We will begin with grants. Grants come in all shapes and sizes, and while scholarships are almost always academically based, grants don’t have to be. A grant is a lump sum of money given from an organization to an individual, in this case to further their academic endeavors. Some grants may require you to write an essay about how you have exemplified leadership qualities or submit a piece of writing or poetry. I have seen grants with requirements as silly as having red hair! Scholarships are also money that goes towards your education, and they are usually from governments (state or federal) and require some level of academic success (for example, getting a cumulative High School GPA above a 3.0, or exceeding on a standardized test).

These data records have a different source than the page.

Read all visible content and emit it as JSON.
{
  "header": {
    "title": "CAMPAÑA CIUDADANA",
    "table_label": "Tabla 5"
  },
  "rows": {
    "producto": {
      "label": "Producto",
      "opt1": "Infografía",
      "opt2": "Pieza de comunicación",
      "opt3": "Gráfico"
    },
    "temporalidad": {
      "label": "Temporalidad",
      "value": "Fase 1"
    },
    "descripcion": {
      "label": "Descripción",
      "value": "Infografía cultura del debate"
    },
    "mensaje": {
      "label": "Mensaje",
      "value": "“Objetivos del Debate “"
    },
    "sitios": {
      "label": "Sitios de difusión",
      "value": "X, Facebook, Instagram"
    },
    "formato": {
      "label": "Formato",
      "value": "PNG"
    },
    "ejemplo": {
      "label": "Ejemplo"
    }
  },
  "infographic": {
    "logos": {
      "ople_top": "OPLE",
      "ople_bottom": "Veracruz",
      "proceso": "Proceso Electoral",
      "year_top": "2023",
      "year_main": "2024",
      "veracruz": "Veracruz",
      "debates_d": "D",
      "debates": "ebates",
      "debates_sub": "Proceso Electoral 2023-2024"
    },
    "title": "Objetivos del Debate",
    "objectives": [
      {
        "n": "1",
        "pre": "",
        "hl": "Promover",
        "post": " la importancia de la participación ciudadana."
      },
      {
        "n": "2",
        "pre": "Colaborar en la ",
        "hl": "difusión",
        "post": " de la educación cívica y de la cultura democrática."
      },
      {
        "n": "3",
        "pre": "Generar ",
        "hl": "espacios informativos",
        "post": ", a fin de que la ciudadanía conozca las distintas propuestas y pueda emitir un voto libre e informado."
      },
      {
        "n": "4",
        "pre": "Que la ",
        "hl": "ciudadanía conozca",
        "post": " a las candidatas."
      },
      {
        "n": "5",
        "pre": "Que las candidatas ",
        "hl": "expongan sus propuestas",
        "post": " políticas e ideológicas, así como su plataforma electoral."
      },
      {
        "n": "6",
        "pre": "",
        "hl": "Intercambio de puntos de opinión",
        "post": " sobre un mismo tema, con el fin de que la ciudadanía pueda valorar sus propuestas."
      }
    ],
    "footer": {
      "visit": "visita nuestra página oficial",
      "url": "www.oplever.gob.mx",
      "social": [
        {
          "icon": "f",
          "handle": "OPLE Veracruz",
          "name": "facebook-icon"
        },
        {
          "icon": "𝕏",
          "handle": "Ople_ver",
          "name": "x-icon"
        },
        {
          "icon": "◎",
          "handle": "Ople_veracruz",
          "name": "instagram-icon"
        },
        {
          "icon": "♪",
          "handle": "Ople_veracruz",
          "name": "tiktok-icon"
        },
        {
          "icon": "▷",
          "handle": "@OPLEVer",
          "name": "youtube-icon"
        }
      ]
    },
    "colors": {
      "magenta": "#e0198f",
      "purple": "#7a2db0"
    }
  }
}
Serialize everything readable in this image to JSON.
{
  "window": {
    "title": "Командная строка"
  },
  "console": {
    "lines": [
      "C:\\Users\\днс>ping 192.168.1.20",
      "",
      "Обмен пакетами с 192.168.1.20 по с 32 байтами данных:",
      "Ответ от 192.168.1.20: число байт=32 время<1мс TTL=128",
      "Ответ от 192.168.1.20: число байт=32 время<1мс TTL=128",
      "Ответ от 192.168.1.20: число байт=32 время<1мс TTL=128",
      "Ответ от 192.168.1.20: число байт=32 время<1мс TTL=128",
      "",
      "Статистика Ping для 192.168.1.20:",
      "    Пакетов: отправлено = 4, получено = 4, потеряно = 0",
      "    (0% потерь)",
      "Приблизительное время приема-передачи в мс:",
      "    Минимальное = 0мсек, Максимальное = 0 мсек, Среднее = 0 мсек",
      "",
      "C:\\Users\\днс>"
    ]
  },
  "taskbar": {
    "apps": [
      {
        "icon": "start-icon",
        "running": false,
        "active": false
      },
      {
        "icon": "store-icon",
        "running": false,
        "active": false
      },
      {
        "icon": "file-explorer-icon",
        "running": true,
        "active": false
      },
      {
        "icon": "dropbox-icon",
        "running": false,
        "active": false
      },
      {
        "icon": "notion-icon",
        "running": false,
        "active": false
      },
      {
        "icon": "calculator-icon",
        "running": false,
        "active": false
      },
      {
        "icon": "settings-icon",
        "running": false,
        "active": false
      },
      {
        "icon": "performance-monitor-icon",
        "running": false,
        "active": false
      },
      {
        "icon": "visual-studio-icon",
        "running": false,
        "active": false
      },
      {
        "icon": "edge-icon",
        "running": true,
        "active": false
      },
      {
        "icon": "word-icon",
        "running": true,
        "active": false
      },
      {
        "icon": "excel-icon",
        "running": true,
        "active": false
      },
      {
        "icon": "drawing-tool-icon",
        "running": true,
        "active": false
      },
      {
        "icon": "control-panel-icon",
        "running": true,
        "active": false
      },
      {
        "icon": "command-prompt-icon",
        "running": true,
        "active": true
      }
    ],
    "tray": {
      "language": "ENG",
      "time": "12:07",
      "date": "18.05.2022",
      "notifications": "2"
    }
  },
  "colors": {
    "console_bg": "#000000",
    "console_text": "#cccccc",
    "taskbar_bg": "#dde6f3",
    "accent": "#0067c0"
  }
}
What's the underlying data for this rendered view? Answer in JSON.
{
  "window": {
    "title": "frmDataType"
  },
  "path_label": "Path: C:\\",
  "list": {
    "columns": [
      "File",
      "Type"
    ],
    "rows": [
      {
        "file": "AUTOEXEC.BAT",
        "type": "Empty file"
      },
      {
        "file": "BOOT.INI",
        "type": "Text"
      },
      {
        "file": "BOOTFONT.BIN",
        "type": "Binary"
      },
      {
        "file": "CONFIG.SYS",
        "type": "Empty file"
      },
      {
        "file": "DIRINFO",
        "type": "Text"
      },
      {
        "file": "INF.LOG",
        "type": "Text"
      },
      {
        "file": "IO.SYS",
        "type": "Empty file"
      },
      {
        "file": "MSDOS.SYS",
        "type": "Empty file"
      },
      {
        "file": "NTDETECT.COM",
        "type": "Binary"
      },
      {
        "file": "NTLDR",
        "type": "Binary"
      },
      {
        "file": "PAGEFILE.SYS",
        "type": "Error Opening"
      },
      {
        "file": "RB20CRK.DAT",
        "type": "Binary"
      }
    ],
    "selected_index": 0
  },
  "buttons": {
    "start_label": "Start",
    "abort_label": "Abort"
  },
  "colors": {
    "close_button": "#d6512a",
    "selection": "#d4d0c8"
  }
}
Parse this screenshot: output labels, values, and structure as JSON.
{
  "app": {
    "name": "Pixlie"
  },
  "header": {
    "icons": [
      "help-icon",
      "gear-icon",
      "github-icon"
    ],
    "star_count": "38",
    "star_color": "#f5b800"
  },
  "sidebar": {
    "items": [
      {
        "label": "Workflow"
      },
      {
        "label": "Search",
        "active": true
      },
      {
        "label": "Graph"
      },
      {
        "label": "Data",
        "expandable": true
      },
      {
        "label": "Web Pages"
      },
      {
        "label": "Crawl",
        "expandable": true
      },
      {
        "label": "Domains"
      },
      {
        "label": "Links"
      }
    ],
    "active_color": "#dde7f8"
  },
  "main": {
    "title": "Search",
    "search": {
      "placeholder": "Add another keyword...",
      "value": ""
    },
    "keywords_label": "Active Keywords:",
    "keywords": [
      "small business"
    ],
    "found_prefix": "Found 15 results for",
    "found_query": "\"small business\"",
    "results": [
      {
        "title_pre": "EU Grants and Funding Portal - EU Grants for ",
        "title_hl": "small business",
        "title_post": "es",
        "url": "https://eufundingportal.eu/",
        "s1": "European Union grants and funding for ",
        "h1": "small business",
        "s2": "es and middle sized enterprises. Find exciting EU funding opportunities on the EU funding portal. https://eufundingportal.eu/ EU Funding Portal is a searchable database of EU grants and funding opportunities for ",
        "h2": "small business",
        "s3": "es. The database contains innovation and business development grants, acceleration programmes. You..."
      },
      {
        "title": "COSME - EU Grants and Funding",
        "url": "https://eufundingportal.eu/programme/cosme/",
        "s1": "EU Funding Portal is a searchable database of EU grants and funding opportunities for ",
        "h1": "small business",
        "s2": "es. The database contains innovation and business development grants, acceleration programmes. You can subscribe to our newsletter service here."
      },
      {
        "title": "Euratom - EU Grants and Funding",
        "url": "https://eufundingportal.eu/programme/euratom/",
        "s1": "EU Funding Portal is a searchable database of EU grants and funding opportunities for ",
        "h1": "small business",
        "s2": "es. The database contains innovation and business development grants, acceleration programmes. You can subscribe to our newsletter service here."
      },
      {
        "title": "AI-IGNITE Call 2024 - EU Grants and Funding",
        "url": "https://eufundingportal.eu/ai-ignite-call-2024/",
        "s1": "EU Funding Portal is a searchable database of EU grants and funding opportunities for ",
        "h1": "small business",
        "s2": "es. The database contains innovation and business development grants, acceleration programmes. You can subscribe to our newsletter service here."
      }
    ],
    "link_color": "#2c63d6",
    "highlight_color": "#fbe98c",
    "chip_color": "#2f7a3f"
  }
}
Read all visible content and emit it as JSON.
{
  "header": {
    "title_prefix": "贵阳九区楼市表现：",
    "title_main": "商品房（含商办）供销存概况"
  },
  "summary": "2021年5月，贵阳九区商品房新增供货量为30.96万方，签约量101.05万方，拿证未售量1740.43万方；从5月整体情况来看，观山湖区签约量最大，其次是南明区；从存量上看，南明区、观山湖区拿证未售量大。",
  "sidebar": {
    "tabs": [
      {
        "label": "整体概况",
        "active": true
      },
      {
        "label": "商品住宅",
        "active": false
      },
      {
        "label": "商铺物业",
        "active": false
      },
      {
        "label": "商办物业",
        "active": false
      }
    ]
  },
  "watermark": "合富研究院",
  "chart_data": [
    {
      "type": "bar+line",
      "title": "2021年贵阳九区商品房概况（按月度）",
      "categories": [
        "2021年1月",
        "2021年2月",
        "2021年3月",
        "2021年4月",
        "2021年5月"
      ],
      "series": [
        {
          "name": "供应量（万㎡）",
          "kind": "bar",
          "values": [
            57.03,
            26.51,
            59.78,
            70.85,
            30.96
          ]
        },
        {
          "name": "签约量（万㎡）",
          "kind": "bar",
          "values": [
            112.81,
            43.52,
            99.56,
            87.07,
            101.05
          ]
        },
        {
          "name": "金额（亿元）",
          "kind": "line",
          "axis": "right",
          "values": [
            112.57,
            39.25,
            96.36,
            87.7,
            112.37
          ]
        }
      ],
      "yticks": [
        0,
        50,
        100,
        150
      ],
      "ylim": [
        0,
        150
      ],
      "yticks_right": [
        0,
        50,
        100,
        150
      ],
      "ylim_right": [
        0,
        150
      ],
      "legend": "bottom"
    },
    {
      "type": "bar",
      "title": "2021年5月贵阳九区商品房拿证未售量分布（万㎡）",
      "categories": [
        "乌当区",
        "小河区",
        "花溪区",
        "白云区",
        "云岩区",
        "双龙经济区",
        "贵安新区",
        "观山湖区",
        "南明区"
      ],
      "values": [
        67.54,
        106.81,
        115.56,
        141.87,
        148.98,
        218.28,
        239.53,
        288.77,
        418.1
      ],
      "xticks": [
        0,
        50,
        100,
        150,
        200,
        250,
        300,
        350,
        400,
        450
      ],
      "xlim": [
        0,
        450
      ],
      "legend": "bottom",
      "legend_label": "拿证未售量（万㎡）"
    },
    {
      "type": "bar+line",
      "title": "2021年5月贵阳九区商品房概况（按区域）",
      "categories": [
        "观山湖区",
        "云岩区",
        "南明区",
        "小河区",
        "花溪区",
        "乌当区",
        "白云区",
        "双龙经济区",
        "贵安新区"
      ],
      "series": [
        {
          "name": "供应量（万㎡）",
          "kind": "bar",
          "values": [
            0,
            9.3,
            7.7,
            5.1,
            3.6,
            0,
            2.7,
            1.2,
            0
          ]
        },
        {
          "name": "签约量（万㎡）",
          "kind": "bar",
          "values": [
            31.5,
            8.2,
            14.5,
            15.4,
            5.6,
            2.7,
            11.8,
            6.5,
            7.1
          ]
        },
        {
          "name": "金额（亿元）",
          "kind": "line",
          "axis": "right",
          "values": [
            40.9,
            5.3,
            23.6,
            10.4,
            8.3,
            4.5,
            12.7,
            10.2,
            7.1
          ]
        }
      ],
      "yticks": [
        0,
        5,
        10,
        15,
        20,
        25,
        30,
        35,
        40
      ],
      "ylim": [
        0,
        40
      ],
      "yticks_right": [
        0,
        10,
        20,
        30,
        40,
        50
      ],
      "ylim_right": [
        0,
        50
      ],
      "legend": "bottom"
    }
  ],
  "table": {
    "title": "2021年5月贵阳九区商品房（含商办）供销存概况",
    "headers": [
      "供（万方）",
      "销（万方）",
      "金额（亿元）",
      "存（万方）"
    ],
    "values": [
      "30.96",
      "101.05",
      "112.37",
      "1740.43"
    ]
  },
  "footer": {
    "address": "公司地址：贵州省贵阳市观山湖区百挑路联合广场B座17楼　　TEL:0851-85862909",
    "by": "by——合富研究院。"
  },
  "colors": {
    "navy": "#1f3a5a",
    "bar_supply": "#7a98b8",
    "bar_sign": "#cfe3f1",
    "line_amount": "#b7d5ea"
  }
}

Very often if you apply to a college or university, they will automatically consider you for scholarships depending on your application. However, before you apply to college (or ASAP if you’re already in college) it is important to fill out a FAFSA form. FAFSA stands for the Free Application for Federal Student Aid. It is fundamental to fill out this form online at the website to give you a chance at Federal Student Aid. There are a number of reasons why you could receive Federal Aid, and it is definitely worth filling out the FAFSA. One interesting thing to remember though is that even if you are over 18, parental information is still required. 

The last option mentioned earlier is student loans. If it is not possible for you to cover all the expenses of higher education (and there are plenty) one might turn to student loans. Student loans are loans subsidized by the Federal Government that allow people unable to tackle the whole load of college to temporarily cover those costs. Of course, like any loan, they have to be repaid, and unlike other loans, declaring bankruptcy does not eliminate student loan debt. Student loans however usually have better rates than other loans, and they are easily available for people with little or no credit history, which is rarely the case with other loans. Like I said before, for many people a combination of grants, scholarships and loans is appropriate. It is all about finding what is right for you.
Student Editor: